Thursday, September 27, 2012

Mobile medical images challenge PACS administrators

The growing use of tablet devices and mobile phones by doctors for viewing medical images, pose a number of challenges for PACS administrators. Dr. David Hirschorn, is the director of radiology informatics at Staten Island University Hospital, N.Y. and a researcher in radiology informatics at Massachusetts General Hospital, Boston. He is also a member of the American College of Radiology IT and Informatics Committee, serving as a representative to FDA for mobile medical devices. He was a featured speaker at the Sept. 10 NY Medical Imaging Informatics symposium. PARCA E-News spoke to him, by cell phone (of course) to ask about these challenges.

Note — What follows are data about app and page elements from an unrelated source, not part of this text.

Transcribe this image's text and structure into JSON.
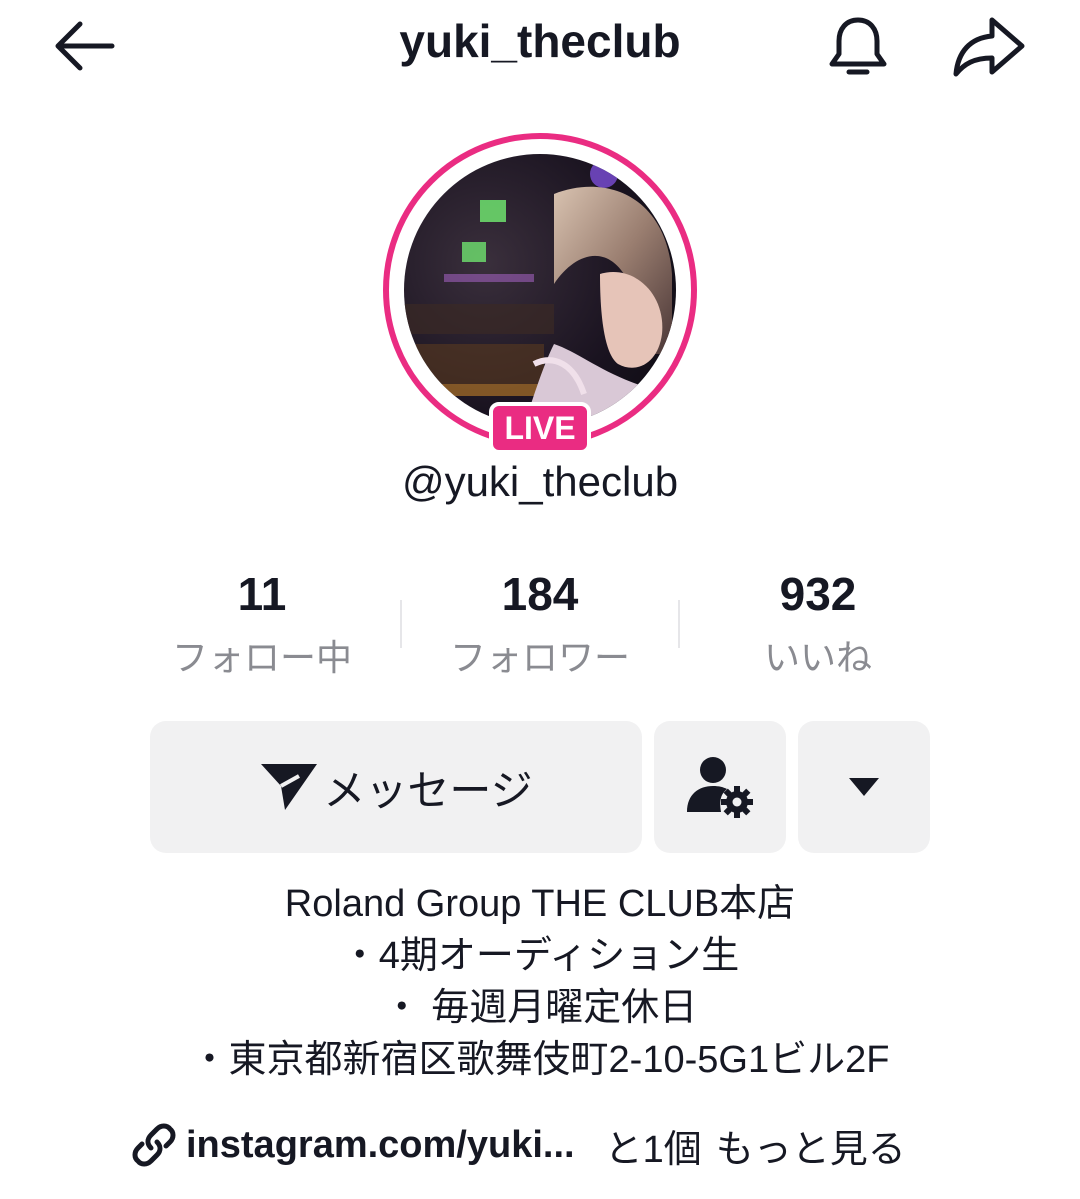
{
  "topbar": {
    "title": "yuki_theclub",
    "back_icon": "arrow-left-icon",
    "bell_icon": "bell-icon",
    "share_icon": "share-arrow-icon"
  },
  "profile": {
    "live_label": "LIVE",
    "handle": "@yuki_theclub",
    "ring_color": "#ea2c82"
  },
  "stats": [
    {
      "value": "11",
      "label": "フォロー中"
    },
    {
      "value": "184",
      "label": "フォロワー"
    },
    {
      "value": "932",
      "label": "いいね"
    }
  ],
  "actions": {
    "message_label": "メッセージ",
    "message_icon": "send-icon",
    "friend_settings_icon": "user-gear-icon",
    "more_icon": "caret-down-icon"
  },
  "bio": {
    "lines": [
      "Roland Group THE CLUB本店",
      "・4期オーディション生",
      "・ 毎週月曜定休日",
      "・東京都新宿区歌舞伎町2-10-5G1ビル2F"
    ]
  },
  "link": {
    "icon": "link-icon",
    "text": "instagram.com/yuki...",
    "extra": "と1個",
    "more_label": "もっと見る"
  }
}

Q. How did you become interested in medical imaging on mobile devices?
A. I’m a radiologist who researches  displays. For years I’ve looked at what we really need in order to read an x-ray or a CT scan. They make medical displays that are a lot more expensive than consumer displays.

PACS News Roundup

Meaningful Use stage two emphasizes encryption

A point of increased emphasis for the meaningful use (MU) Stage 2 final rule is encryption of “data at rest”—the patient-identifiable information stored on servers, hard drivers and portable devices. The increased emphasis most likely is due to the more than 50,000 breaches reported to the Office of Civil Rights since late 2009 when healthcare organizations were first required by the ARRA to notify the government of their breaches. More

iPad equals secondary-class LCD for reading emergency spinal MRIs

A study in the Aug. 2012 Academic Radiology researchers compared the iPad with secondary-class LCD monitors for reading emergency spinal MRIs. They concluded the displays had no statistically significant differences in diagnostic accuracy, showing that mobility doesn’t necessarily have to come at the cost of reader accuracy. More

Study shows how to handle massive increase in outside imaging study requests

Facing a 1,400 percent annual increase in requests for interpretation of outside imaging studies from 2010 to 2011, the Department of Radiology led by Dr. Stephen Reis at Westchester Medical Center in Valhalla, N.Y., analyzed the workflow issues and identified six key problems for handling the requests. As reported by, the researchers shared the department’s workflow solution in August issue of the Journal of the American College of RadiologyMore

Multi-site hospital system slashes PACS downtime via workflow continuity model

In an analysis of a workflow continuity system implemented by the University of Pittsburgh Medical Center (UPMC), a PACS team led by Brian Kolowitz found that downtime was reduced by 94 percent from 2008 to 2011. The impact of unplanned downtimes was reduced by 72 percent while the impact of planned downtimes was reduced by 99.7 percent over the same period. The study appears in the July 2012 Journal of Digital Imaging. More